EXERCISE DETAILS — Leave the pictures behind and reproduce every line of the listing exactly.

EXERCISE MATERIAL —
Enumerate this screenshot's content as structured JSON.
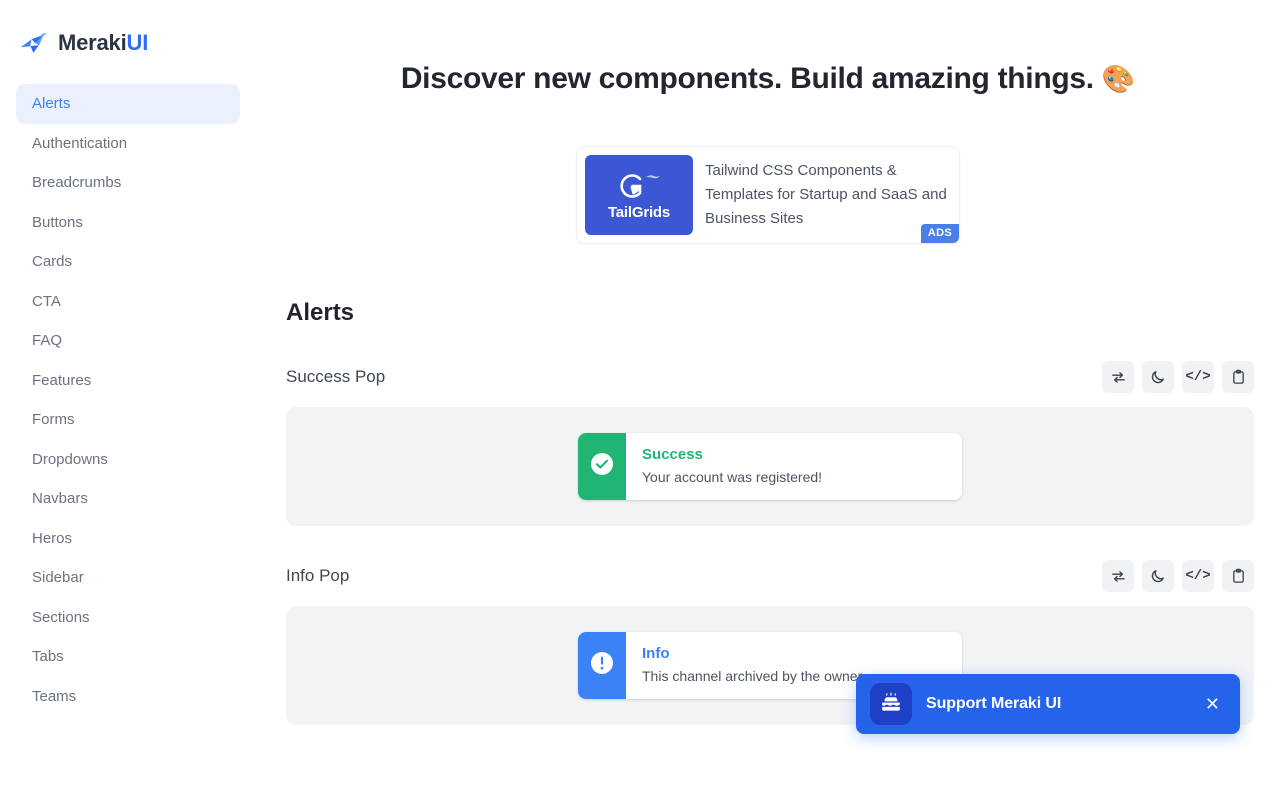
{
  "sidebar": {
    "brand": {
      "name_part1": "Meraki",
      "name_part2": "UI",
      "logo_icon": "bird-logo-icon"
    },
    "items": [
      {
        "label": "Alerts",
        "active": true
      },
      {
        "label": "Authentication",
        "active": false
      },
      {
        "label": "Breadcrumbs",
        "active": false
      },
      {
        "label": "Buttons",
        "active": false
      },
      {
        "label": "Cards",
        "active": false
      },
      {
        "label": "CTA",
        "active": false
      },
      {
        "label": "FAQ",
        "active": false
      },
      {
        "label": "Features",
        "active": false
      },
      {
        "label": "Forms",
        "active": false
      },
      {
        "label": "Dropdowns",
        "active": false
      },
      {
        "label": "Navbars",
        "active": false
      },
      {
        "label": "Heros",
        "active": false
      },
      {
        "label": "Sidebar",
        "active": false
      },
      {
        "label": "Sections",
        "active": false
      },
      {
        "label": "Tabs",
        "active": false
      },
      {
        "label": "Teams",
        "active": false
      }
    ]
  },
  "header": {
    "title": "Discover new components. Build amazing things.",
    "emoji": "🎨"
  },
  "ad": {
    "logo_text": "TailGrids",
    "logo_icon": "tailgrids-g-logo-icon",
    "text": "Tailwind CSS Components & Templates for Startup and SaaS and Business Sites",
    "badge": "ADS"
  },
  "section": {
    "title": "Alerts"
  },
  "toolbar": {
    "rtl_icon": "swap-arrows-icon",
    "dark_mode_icon": "moon-icon",
    "code_icon": "code-brackets-icon",
    "copy_icon": "clipboard-icon",
    "code_glyph": "</>"
  },
  "blocks": [
    {
      "label": "Success Pop",
      "alert": {
        "variant": "success",
        "icon": "check-circle-icon",
        "title": "Success",
        "message": "Your account was registered!",
        "accent": "#21b573"
      }
    },
    {
      "label": "Info Pop",
      "alert": {
        "variant": "info",
        "icon": "exclamation-circle-icon",
        "title": "Info",
        "message": "This channel archived by the owner",
        "accent": "#3b82f6"
      }
    }
  ],
  "support_banner": {
    "text": "Support Meraki UI",
    "icon": "birthday-cake-icon",
    "close_icon": "close-icon",
    "close_label": "✕",
    "background": "#2563eb"
  }
}
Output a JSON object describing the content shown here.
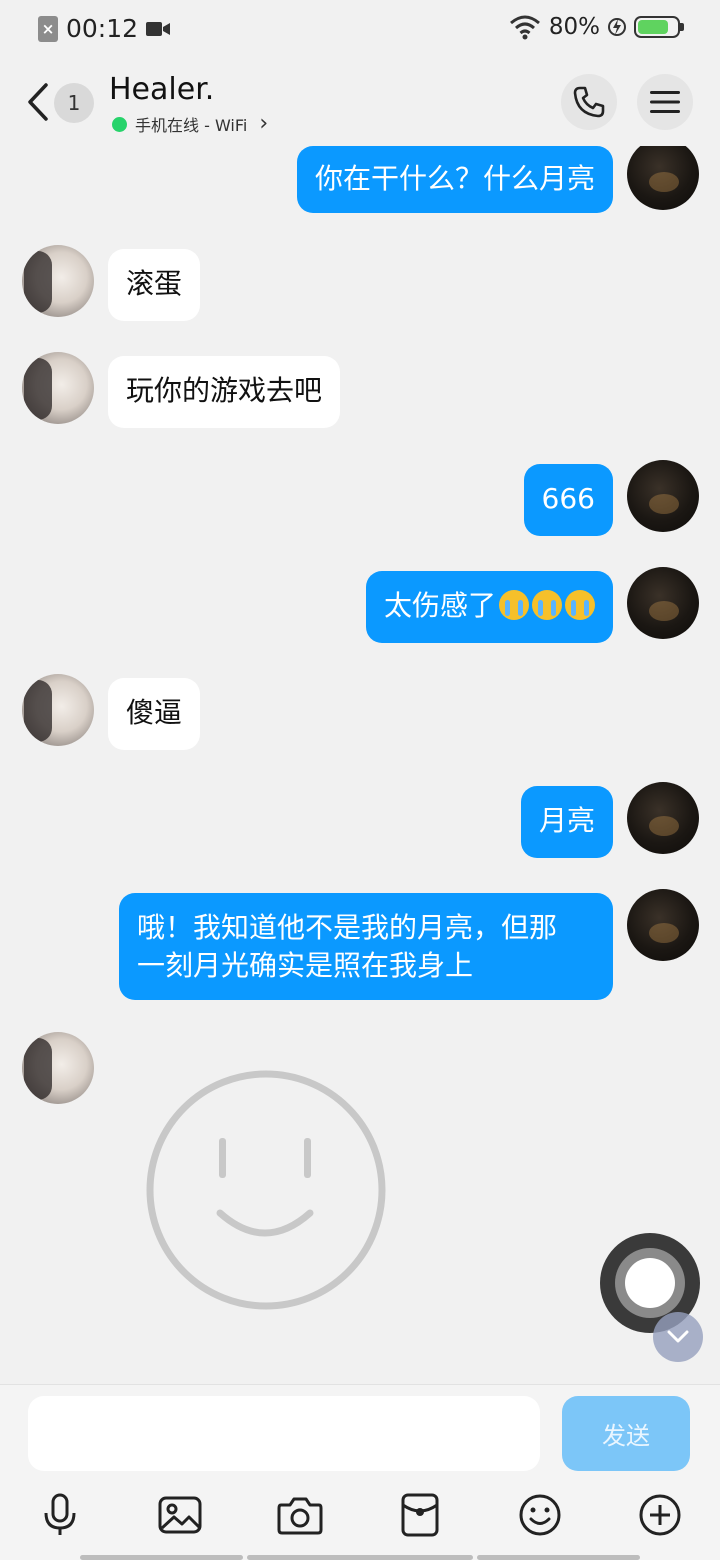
{
  "status_bar": {
    "time": "00:12",
    "battery_text": "80%",
    "battery_level": 0.8,
    "battery_color": "#5fd35f"
  },
  "header": {
    "unread_count": "1",
    "contact_name": "Healer.",
    "status_text": "手机在线 - WiFi",
    "status_chevron": "›",
    "online_color": "#27d36b"
  },
  "messages": [
    {
      "side": "out",
      "text": "你在干什么？什么月亮"
    },
    {
      "side": "in",
      "text": "滚蛋"
    },
    {
      "side": "in",
      "text": "玩你的游戏去吧"
    },
    {
      "side": "out",
      "text": "666"
    },
    {
      "side": "out",
      "text": "太伤感了",
      "emoji": "loudly-crying-face",
      "emoji_count": 3
    },
    {
      "side": "in",
      "text": "傻逼"
    },
    {
      "side": "out",
      "text": "月亮"
    },
    {
      "side": "out",
      "text_line1": "哦！我知道他不是我的月亮，但那",
      "text_line2": "一刻月光确实是照在我身上"
    },
    {
      "side": "in",
      "sticker": "smiley-face-sticker"
    }
  ],
  "input": {
    "value": "",
    "placeholder": "",
    "send_label": "发送"
  },
  "toolbar_icons": [
    "microphone-icon",
    "image-icon",
    "camera-icon",
    "red-packet-icon",
    "emoji-icon",
    "plus-icon"
  ],
  "colors": {
    "out_bubble": "#0b99ff",
    "in_bubble": "#ffffff",
    "background": "#f1f1f1",
    "send_button": "#7cc6f8"
  }
}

RESULT FOR THIS EXERCISE —
Enumerate this screenshot's content as structured JSON.
{
  "sidebar": {
    "brand": {
      "name_part1": "Meraki",
      "name_part2": "UI",
      "logo_icon": "bird-logo-icon"
    },
    "items": [
      {
        "label": "Alerts",
        "active": true
      },
      {
        "label": "Authentication",
        "active": false
      },
      {
        "label": "Breadcrumbs",
        "active": false
      },
      {
        "label": "Buttons",
        "active": false
      },
      {
        "label": "Cards",
        "active": false
      },
      {
        "label": "CTA",
        "active": false
      },
      {
        "label": "FAQ",
        "active": false
      },
      {
        "label": "Features",
        "active": false
      },
      {
        "label": "Forms",
        "active": false
      },
      {
        "label": "Dropdowns",
        "active": false
      },
      {
        "label": "Navbars",
        "active": false
      },
      {
        "label": "Heros",
        "active": false
      },
      {
        "label": "Sidebar",
        "active": false
      },
      {
        "label": "Sections",
        "active": false
      },
      {
        "label": "Tabs",
        "active": false
      },
      {
        "label": "Teams",
        "active": false
      }
    ]
  },
  "header": {
    "title": "Discover new components. Build amazing things.",
    "emoji": "🎨"
  },
  "ad": {
    "logo_text": "TailGrids",
    "logo_icon": "tailgrids-g-logo-icon",
    "text": "Tailwind CSS Components & Templates for Startup and SaaS and Business Sites",
    "badge": "ADS"
  },
  "section": {
    "title": "Alerts"
  },
  "toolbar": {
    "rtl_icon": "swap-arrows-icon",
    "dark_mode_icon": "moon-icon",
    "code_icon": "code-brackets-icon",
    "copy_icon": "clipboard-icon",
    "code_glyph": "</>"
  },
  "blocks": [
    {
      "label": "Success Pop",
      "alert": {
        "variant": "success",
        "icon": "check-circle-icon",
        "title": "Success",
        "message": "Your account was registered!",
        "accent": "#21b573"
      }
    },
    {
      "label": "Info Pop",
      "alert": {
        "variant": "info",
        "icon": "exclamation-circle-icon",
        "title": "Info",
        "message": "This channel archived by the owner",
        "accent": "#3b82f6"
      }
    }
  ],
  "support_banner": {
    "text": "Support Meraki UI",
    "icon": "birthday-cake-icon",
    "close_icon": "close-icon",
    "close_label": "✕",
    "background": "#2563eb"
  }
}
Output a JSON object describing the content shown here.
{
  "status_bar": {
    "time": "00:12",
    "battery_text": "80%",
    "battery_level": 0.8,
    "battery_color": "#5fd35f"
  },
  "header": {
    "unread_count": "1",
    "contact_name": "Healer.",
    "status_text": "手机在线 - WiFi",
    "status_chevron": "›",
    "online_color": "#27d36b"
  },
  "messages": [
    {
      "side": "out",
      "text": "你在干什么？什么月亮"
    },
    {
      "side": "in",
      "text": "滚蛋"
    },
    {
      "side": "in",
      "text": "玩你的游戏去吧"
    },
    {
      "side": "out",
      "text": "666"
    },
    {
      "side": "out",
      "text": "太伤感了",
      "emoji": "loudly-crying-face",
      "emoji_count": 3
    },
    {
      "side": "in",
      "text": "傻逼"
    },
    {
      "side": "out",
      "text": "月亮"
    },
    {
      "side": "out",
      "text_line1": "哦！我知道他不是我的月亮，但那",
      "text_line2": "一刻月光确实是照在我身上"
    },
    {
      "side": "in",
      "sticker": "smiley-face-sticker"
    }
  ],
  "input": {
    "value": "",
    "placeholder": "",
    "send_label": "发送"
  },
  "toolbar_icons": [
    "microphone-icon",
    "image-icon",
    "camera-icon",
    "red-packet-icon",
    "emoji-icon",
    "plus-icon"
  ],
  "colors": {
    "out_bubble": "#0b99ff",
    "in_bubble": "#ffffff",
    "background": "#f1f1f1",
    "send_button": "#7cc6f8"
  }
}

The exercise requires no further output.